How To Keep Your Gas Fireplace Insert From Corroding Your Chimney

Fireplace inserts that run on natural gas or propane instead of wood provide heat and beauty without the hassle of lugging around logs. Many models fit directly into masonry fireplaces with few modifications to the chimney, especially if there's already a metal or concrete liner. However, missing a few design improvements and skipping routine maintenance chores can lead to a chimney so corroded from the inside out that it's a danger to the rest of the home.

Routine and Thorough Cleaning

While burning wood produces creosote that does little damage to the chimney itself, gas fuels produce invisible fumes and corrosive deposits on the inside of the chimney that lead to corrosion. The damage affects all sorts of chimneys by

  • Eating away any protective coatings, such as galvanization, on vent pipes and metal liners
  • Causing the masonry between bricks or blocks in an unlined chimney to break down, leading to a collapse
  • Attracting water in the form of condensation, which ruins all forms of chimney material from metal to corrosion-proof clay liners

Since even clay chimney liners eventually flake apart or crack due to moisture attracted by the byproducts on your chimney's walls, it's necessary to schedule at least one cleaning a year. If you use the gas fireplace insert on a daily basis for regular heating, you may want a chimney sweep to visit every six months instead. It's a lot more affordable to pay for occasional cleaning visits than to have the chimney relined or completely rebuilt.

When you're dealing with the residue left behind by a gas burning appliance, it's safer for a professional to handle the cleaning process. You don't want to create a lot of dust out of those corrosive deposits, which happens when you use one of the inexpensive chimney cleaning brushes on the market.

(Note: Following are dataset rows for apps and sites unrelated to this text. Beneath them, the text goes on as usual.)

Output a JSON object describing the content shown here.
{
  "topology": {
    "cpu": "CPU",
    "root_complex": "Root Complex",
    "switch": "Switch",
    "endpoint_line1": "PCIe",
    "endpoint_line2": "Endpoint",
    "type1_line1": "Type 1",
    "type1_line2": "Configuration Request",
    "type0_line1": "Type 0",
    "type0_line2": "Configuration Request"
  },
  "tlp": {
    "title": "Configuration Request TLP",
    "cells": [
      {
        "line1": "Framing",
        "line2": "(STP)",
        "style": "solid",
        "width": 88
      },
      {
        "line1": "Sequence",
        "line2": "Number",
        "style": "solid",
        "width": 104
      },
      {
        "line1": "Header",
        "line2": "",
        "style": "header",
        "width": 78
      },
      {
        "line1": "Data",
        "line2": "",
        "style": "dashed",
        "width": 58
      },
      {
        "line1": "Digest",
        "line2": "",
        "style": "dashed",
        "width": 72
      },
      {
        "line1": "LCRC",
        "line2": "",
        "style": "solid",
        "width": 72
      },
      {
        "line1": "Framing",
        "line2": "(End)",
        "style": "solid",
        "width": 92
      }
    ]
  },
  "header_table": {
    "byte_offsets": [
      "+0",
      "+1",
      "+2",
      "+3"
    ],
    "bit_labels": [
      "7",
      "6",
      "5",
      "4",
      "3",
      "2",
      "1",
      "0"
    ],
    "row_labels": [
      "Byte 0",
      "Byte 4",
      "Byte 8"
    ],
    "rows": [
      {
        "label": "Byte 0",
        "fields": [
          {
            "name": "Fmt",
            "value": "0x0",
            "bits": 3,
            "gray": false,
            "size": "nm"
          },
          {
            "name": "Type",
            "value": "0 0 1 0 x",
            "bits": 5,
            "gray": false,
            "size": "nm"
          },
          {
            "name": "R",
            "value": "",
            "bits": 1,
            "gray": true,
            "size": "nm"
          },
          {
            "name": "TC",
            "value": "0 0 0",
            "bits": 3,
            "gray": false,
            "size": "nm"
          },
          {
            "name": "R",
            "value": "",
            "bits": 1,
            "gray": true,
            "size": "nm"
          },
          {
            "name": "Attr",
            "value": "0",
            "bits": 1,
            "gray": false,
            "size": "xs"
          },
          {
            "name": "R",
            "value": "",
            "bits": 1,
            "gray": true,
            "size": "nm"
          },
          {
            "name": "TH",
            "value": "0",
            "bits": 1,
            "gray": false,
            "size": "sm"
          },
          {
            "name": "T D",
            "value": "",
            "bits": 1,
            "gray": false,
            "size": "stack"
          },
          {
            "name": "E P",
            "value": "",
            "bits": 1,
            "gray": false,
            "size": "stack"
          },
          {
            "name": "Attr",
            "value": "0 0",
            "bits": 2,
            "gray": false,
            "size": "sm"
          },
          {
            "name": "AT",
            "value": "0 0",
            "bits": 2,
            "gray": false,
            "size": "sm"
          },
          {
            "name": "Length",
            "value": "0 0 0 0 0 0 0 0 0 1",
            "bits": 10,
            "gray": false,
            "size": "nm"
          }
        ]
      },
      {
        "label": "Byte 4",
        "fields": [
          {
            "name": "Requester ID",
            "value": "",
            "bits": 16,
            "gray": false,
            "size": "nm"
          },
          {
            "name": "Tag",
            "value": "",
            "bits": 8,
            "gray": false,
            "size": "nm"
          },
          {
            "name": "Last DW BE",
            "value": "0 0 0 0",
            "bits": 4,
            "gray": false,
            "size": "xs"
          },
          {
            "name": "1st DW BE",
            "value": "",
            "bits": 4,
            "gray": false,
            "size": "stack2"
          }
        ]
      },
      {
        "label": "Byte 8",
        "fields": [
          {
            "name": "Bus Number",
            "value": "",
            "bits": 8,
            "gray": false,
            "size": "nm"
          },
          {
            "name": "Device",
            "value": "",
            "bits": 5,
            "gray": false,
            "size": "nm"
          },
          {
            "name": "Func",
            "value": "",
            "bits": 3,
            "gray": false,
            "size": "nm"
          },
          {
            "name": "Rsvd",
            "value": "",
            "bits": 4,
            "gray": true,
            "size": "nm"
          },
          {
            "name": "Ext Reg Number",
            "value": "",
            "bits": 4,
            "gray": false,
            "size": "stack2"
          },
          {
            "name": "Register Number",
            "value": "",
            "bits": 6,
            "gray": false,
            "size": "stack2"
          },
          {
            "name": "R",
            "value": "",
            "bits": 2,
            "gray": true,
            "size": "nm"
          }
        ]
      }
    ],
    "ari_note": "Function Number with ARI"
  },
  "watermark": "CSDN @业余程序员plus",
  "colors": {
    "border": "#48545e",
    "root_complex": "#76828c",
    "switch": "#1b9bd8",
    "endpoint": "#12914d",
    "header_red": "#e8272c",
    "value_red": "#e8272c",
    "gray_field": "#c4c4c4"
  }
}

A chimney sweep will bring along vacuum systems and less damaging brush and air pressure tools to clean the walls without making a mess.

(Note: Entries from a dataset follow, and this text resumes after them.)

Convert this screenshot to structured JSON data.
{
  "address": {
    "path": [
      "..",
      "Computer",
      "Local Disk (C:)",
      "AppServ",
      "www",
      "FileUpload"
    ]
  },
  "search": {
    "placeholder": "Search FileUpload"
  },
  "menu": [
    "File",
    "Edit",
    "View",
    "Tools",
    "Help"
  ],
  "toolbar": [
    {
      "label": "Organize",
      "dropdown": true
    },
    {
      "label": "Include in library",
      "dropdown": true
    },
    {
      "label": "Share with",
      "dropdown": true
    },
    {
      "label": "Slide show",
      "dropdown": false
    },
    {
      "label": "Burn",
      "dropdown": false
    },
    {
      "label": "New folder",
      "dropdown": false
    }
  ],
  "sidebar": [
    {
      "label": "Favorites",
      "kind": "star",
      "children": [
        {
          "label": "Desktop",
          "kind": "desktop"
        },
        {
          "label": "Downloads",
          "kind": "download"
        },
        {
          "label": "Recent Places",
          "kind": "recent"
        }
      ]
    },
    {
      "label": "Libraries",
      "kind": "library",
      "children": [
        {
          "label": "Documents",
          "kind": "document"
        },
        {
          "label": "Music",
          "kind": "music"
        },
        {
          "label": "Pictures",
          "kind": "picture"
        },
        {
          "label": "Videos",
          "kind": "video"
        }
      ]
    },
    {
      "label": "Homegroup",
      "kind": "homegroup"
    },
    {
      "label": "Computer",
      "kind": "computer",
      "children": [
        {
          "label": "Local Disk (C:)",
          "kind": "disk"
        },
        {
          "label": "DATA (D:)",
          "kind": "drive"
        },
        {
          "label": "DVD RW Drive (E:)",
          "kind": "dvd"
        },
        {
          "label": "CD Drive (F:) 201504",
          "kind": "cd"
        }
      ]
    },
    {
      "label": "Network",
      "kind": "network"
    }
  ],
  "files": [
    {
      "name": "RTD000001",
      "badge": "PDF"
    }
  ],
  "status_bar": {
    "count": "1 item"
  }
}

Inspection During Maintenance

Hire a chimney sweep that can give you a report on the condition of the entire structure during the visit too. With a basic camera system, it's easy to do a quick inspection to look for cracks and other signs of underlying damage. Even if you already have the gas appliance serviced and inspected each year, these visits may not include any attention for the chimney.

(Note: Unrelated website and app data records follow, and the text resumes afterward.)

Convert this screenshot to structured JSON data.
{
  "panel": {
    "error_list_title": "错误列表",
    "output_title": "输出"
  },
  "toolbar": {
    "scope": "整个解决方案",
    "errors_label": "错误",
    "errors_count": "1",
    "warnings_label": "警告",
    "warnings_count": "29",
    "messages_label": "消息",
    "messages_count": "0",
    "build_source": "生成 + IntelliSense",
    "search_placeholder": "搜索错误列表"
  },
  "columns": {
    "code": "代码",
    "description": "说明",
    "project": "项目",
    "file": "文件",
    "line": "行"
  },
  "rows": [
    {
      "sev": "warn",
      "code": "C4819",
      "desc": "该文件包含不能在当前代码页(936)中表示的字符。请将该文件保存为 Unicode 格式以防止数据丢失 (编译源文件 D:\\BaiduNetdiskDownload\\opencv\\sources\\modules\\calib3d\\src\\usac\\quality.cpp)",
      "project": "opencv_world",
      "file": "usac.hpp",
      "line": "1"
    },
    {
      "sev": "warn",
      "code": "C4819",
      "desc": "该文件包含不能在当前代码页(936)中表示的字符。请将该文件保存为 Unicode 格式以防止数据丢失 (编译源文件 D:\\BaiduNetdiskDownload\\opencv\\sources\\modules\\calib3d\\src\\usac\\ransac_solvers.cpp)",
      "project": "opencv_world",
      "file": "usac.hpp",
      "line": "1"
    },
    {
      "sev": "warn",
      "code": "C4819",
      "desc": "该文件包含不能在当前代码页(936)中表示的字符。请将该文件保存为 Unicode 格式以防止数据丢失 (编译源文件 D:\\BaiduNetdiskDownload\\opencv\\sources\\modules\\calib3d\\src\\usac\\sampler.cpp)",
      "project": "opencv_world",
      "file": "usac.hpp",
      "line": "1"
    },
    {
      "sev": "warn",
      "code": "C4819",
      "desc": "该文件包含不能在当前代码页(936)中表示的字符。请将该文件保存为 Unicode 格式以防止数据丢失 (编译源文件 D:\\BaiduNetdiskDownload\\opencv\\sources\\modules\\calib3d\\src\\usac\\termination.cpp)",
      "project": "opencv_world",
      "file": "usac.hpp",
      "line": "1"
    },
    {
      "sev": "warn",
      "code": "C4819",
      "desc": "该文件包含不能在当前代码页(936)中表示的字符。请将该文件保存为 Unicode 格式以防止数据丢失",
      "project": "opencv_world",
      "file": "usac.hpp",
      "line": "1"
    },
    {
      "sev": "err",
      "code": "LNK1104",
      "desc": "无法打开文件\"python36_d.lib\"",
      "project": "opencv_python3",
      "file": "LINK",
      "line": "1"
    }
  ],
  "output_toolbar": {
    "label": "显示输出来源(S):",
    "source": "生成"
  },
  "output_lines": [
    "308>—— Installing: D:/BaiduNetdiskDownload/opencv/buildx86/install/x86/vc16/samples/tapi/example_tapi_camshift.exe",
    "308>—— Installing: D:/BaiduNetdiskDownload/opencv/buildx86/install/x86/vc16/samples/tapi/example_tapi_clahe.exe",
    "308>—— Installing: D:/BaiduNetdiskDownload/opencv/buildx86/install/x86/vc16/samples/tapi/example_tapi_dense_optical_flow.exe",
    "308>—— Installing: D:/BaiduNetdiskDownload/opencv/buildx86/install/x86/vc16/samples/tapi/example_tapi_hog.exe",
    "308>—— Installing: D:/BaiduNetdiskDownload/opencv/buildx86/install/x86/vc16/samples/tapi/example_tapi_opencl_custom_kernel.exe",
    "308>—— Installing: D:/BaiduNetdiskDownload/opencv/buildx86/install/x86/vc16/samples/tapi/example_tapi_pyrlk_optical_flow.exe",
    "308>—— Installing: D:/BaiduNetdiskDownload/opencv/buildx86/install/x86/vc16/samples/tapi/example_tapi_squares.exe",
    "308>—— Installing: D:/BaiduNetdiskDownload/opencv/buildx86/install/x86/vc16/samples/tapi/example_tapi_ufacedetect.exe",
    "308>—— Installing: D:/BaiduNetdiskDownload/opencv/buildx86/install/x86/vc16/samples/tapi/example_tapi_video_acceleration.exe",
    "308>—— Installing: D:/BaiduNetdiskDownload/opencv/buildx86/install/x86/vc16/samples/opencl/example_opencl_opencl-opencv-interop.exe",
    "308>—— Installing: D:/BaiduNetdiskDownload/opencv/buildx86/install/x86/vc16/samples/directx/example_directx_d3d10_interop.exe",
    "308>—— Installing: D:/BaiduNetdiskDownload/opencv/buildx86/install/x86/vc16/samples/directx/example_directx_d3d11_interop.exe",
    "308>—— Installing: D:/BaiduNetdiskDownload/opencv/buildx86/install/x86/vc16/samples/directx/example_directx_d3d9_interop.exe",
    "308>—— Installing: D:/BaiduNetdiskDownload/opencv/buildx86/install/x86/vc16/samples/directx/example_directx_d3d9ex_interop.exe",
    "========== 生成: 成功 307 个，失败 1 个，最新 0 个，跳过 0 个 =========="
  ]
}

Insulate the Chimney

Aside from managing the waste products of gas combustion, consider installing insulation around the gas insert and up into the chimney opening. This is especially important when using a liner or length of stove pipe that sits in a larger opening from an existing masonry chimney. All that cold air around the heated metal causes condensation between the masonry and the liner or pipe, resulting in damage to both parts of the chimney. Make sure you use an insulation product rated for high heat uses, such as expanded rock batting.

Install a Liner

Finally, it's never too late to protect a masonry chimney by adding a liner, even if you've been using the fireplace insert for years. Metal is smooth and easy to clean regularly, while cement coatings are far more corrosion resistant. Clay liners are easy to clean and resist the corrosive effects of the deposits, but they're also harder to install and tend to cost more. Even basic metal liners will last for decades with regular professional cleaning and prompt repairs if any signs of rust or damage shows up. Since a leaky chimney corroded by gas by-products can allow carbon monoxide and other dangerous fumes into the house, it's worth the investment to get some form of chimney liner.

For more information or to schedule a cleaning or inspection, contact a company like Early Times Home Solutions.